◆ Excerpted data:
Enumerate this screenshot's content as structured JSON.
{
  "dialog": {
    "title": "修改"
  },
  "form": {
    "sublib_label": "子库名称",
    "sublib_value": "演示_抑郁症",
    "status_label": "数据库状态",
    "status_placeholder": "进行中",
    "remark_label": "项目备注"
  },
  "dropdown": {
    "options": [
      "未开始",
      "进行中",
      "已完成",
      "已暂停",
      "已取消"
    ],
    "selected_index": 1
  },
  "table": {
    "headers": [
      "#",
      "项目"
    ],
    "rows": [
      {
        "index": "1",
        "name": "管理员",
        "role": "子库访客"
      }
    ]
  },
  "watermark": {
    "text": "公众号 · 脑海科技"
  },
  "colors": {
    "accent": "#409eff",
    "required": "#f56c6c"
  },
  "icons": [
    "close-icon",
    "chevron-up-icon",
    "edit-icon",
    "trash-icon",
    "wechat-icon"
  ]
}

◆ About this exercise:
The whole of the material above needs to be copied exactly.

◆ Exercise solution:
Enumerate this screenshot's content as structured JSON.
{
  "dialog": {
    "title": "修改"
  },
  "form": {
    "sublib_label": "子库名称",
    "sublib_value": "演示_抑郁症",
    "status_label": "数据库状态",
    "status_placeholder": "进行中",
    "remark_label": "项目备注"
  },
  "dropdown": {
    "options": [
      "未开始",
      "进行中",
      "已完成",
      "已暂停",
      "已取消"
    ],
    "selected_index": 1
  },
  "table": {
    "headers": [
      "#",
      "项目"
    ],
    "rows": [
      {
        "index": "1",
        "name": "管理员",
        "role": "子库访客"
      }
    ]
  },
  "watermark": {
    "text": "公众号 · 脑海科技"
  },
  "colors": {
    "accent": "#409eff",
    "required": "#f56c6c"
  },
  "icons": [
    "close-icon",
    "chevron-up-icon",
    "edit-icon",
    "trash-icon",
    "wechat-icon"
  ]
}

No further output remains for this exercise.